▶ _TASK DETAILS_:
Within the records below, find each line with the word "opmc" and copy it out.

▶ _PROVIDED MATERIAL_:
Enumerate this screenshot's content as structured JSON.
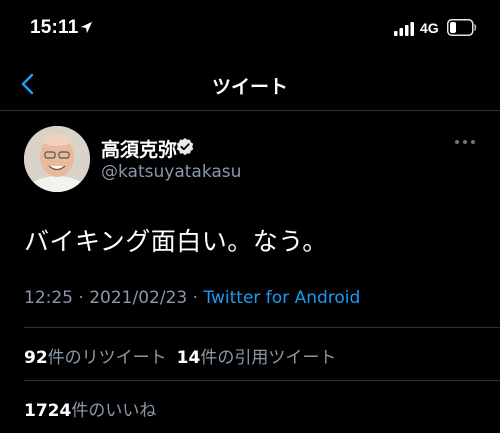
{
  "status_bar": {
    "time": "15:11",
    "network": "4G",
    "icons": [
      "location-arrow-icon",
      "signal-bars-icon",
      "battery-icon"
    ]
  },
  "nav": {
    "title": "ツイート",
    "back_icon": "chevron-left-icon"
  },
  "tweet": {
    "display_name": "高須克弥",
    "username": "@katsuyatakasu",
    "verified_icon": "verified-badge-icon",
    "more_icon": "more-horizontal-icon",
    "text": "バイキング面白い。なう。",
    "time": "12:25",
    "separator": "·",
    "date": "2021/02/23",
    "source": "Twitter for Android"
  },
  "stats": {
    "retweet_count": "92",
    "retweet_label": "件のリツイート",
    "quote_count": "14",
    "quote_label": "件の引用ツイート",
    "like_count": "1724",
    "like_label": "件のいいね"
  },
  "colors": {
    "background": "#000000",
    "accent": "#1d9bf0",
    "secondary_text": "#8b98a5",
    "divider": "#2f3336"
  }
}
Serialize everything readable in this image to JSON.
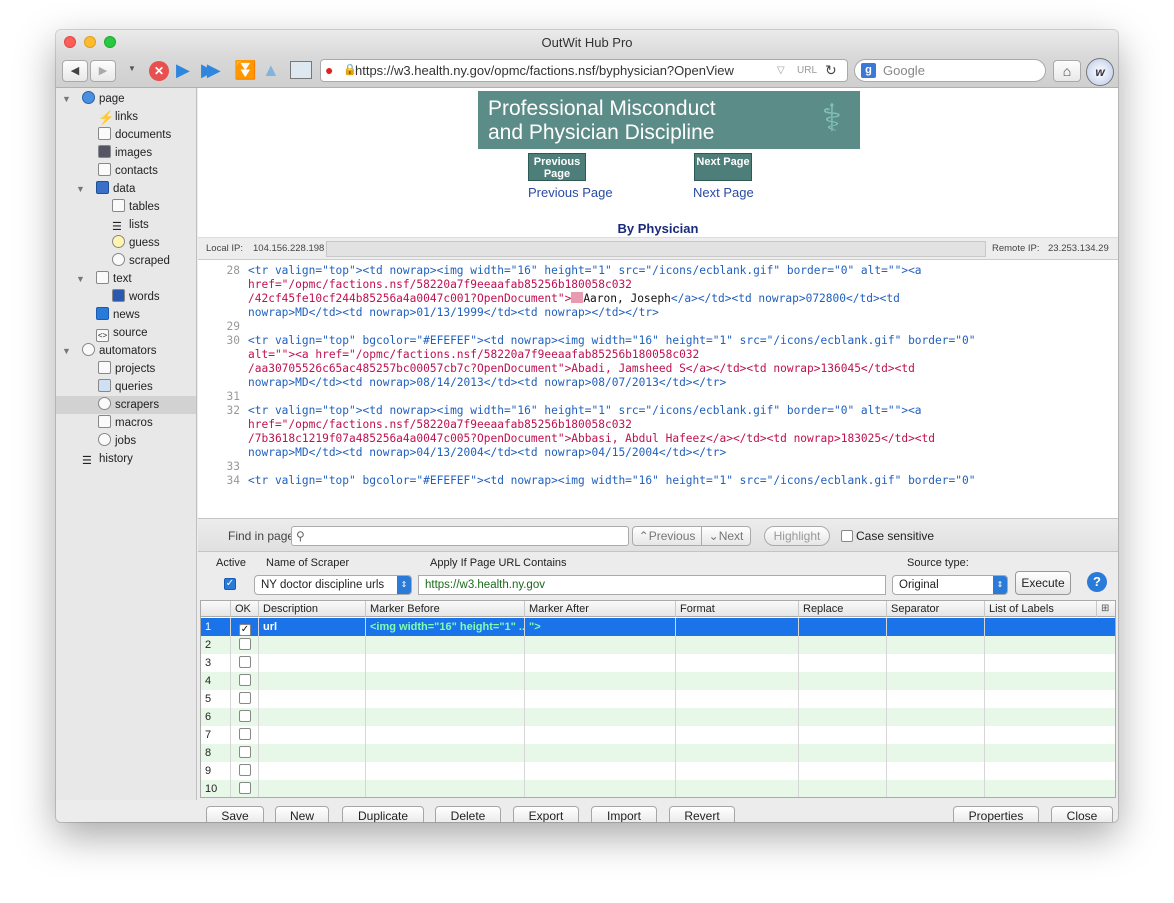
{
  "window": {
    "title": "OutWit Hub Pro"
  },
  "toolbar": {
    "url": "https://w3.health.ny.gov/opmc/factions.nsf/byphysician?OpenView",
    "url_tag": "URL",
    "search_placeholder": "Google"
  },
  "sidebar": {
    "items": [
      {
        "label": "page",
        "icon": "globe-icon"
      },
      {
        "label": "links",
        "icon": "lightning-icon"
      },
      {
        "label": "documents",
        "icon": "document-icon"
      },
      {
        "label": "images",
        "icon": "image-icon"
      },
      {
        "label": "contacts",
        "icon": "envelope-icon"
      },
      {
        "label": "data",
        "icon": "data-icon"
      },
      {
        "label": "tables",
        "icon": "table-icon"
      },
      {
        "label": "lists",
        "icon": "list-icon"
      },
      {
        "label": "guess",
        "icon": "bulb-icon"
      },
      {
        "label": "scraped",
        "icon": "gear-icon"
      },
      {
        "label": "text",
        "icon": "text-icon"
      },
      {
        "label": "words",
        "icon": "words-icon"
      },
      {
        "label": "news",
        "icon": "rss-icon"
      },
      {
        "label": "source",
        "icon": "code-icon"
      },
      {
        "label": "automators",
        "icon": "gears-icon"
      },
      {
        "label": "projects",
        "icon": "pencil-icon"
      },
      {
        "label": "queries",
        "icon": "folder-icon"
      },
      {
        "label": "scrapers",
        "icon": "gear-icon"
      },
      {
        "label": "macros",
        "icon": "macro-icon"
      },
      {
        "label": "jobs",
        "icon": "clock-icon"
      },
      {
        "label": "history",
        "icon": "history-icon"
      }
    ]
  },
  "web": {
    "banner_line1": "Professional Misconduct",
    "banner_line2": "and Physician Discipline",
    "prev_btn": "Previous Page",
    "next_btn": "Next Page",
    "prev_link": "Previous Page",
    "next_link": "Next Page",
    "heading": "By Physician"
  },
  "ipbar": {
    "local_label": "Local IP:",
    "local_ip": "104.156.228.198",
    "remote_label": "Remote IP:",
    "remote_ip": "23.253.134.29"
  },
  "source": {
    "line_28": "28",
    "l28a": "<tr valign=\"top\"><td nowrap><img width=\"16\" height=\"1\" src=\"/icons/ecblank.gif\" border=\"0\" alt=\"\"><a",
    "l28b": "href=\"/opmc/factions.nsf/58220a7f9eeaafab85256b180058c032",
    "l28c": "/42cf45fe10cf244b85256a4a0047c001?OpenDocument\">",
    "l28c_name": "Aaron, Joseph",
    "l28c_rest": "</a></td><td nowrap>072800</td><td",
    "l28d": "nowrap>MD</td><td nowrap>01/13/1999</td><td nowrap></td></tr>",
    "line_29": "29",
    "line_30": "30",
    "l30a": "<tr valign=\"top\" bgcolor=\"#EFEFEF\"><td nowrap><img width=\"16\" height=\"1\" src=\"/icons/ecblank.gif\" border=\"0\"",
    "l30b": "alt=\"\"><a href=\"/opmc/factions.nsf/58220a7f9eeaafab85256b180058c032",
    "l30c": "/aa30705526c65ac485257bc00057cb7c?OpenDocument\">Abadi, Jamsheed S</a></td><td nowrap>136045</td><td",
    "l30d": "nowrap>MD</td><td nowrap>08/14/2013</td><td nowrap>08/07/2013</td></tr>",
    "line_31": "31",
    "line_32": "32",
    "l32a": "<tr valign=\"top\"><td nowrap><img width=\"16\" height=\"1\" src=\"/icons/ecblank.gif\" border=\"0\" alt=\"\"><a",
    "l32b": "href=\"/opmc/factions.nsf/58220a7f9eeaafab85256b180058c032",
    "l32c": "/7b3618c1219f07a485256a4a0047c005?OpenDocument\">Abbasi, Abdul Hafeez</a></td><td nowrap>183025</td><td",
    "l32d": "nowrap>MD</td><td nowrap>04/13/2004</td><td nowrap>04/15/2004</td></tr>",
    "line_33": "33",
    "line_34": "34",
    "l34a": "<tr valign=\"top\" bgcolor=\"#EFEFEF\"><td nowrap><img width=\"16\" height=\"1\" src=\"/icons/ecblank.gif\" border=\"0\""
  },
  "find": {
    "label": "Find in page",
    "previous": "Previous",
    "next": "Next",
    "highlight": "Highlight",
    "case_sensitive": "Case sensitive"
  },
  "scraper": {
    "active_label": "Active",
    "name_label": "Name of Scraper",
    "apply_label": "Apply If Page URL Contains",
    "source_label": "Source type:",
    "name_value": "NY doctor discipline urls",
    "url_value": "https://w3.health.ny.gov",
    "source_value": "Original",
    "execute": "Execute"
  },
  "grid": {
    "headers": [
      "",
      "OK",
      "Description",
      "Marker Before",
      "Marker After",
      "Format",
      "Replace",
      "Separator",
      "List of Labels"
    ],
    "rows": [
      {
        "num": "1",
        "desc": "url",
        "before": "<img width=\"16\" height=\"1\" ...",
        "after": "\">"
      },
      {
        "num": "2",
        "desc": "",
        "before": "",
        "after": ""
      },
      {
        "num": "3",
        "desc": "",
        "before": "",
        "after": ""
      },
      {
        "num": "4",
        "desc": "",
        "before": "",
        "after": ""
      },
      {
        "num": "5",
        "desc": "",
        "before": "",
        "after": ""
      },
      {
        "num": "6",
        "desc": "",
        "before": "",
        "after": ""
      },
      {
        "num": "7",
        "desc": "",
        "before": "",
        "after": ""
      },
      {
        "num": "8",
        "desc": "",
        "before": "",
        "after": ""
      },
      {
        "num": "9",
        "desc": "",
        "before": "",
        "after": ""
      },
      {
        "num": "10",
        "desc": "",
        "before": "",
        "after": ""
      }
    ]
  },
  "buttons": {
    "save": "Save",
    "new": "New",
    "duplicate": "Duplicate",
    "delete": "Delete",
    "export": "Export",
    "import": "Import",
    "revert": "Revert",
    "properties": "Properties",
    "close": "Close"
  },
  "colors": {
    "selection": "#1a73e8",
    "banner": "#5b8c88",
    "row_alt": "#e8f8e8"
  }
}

▶ _RESULT_:
    "url": "https://w3.health.ny.gov/opmc/factions.nsf/byphysician?OpenView",
    "l28b": "href=\"/opmc/factions.nsf/58220a7f9eeaafab85256b180058c032",
    "l30b": "alt=\"\"><a href=\"/opmc/factions.nsf/58220a7f9eeaafab85256b180058c032",
    "l32b": "href=\"/opmc/factions.nsf/58220a7f9eeaafab85256b180058c032",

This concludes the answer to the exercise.